-------- DATA UNDER STUDY

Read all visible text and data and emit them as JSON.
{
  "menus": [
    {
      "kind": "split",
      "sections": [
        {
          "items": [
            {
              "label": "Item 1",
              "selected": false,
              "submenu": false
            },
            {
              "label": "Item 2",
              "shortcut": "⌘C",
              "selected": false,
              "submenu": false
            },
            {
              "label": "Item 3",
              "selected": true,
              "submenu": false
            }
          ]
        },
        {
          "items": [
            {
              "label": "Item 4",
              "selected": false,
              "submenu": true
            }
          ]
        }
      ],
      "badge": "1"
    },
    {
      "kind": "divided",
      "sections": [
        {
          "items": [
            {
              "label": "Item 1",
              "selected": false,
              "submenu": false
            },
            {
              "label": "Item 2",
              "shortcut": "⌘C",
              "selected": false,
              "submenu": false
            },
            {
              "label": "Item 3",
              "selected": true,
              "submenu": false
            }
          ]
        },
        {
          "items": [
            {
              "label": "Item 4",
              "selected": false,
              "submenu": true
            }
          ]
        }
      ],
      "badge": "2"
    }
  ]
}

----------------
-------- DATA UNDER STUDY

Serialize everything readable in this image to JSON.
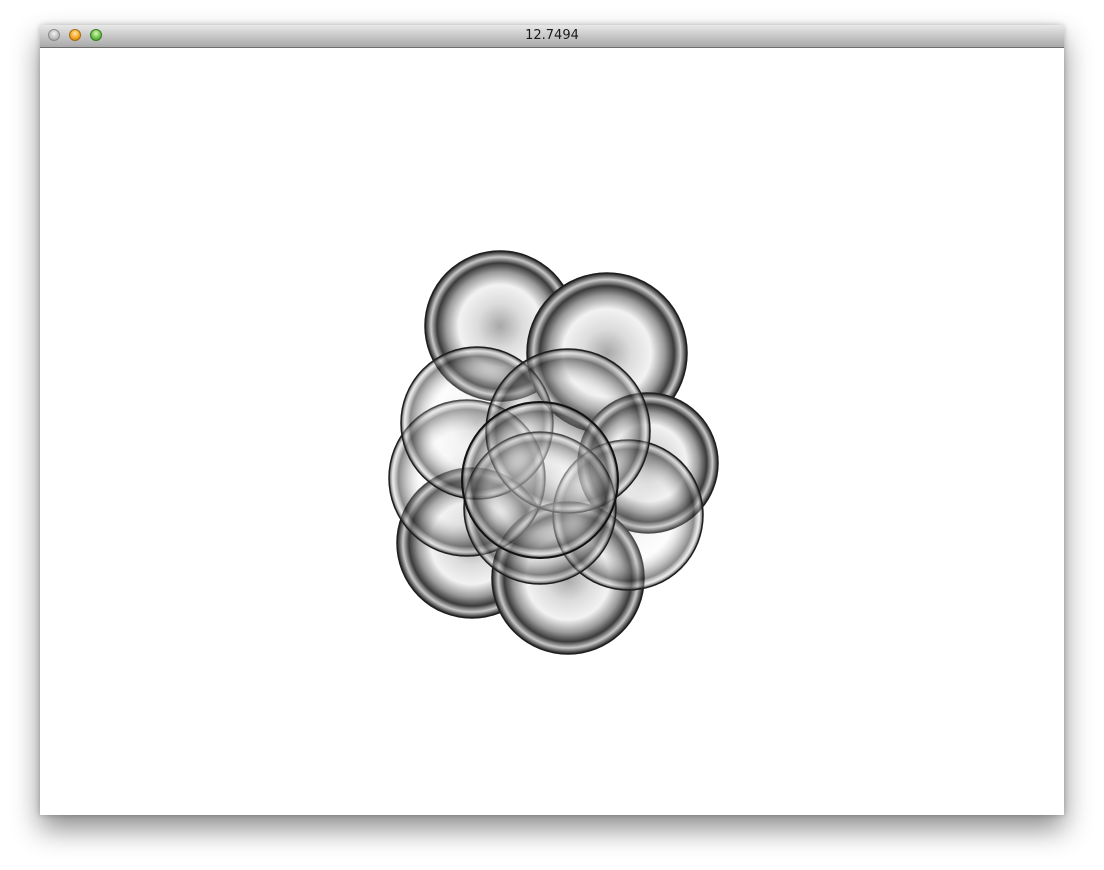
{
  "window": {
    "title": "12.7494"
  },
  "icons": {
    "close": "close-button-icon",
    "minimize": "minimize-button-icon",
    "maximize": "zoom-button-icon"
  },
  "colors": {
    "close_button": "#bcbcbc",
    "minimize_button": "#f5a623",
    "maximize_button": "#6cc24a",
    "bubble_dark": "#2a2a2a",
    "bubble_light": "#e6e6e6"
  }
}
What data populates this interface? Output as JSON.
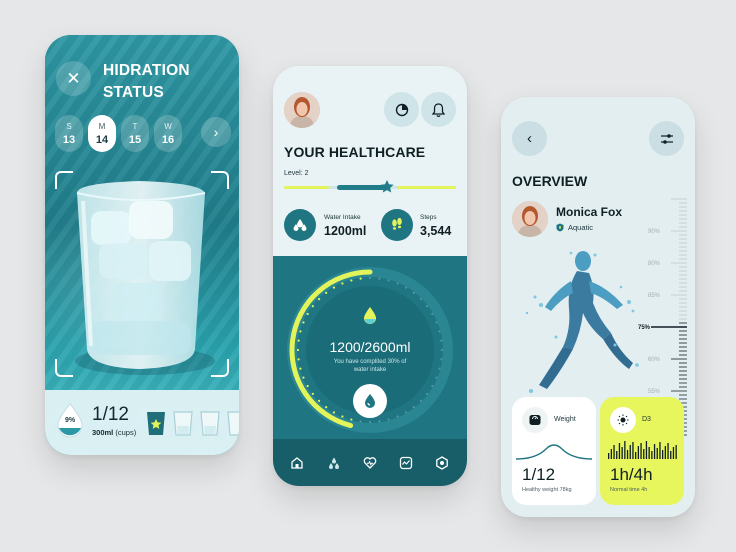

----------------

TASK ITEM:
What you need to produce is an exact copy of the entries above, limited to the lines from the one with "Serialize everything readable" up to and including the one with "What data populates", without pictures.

THE COMPLETED TASK:
Serialize everything readable in this image to JSON.
{
  "window": {
    "title": "12.7494"
  },
  "icons": {
    "close": "close-button-icon",
    "minimize": "minimize-button-icon",
    "maximize": "zoom-button-icon"
  },
  "colors": {
    "close_button": "#bcbcbc",
    "minimize_button": "#f5a623",
    "maximize_button": "#6cc24a",
    "bubble_dark": "#2a2a2a",
    "bubble_light": "#e6e6e6"
  }
}
What data populates this interface? Output as JSON.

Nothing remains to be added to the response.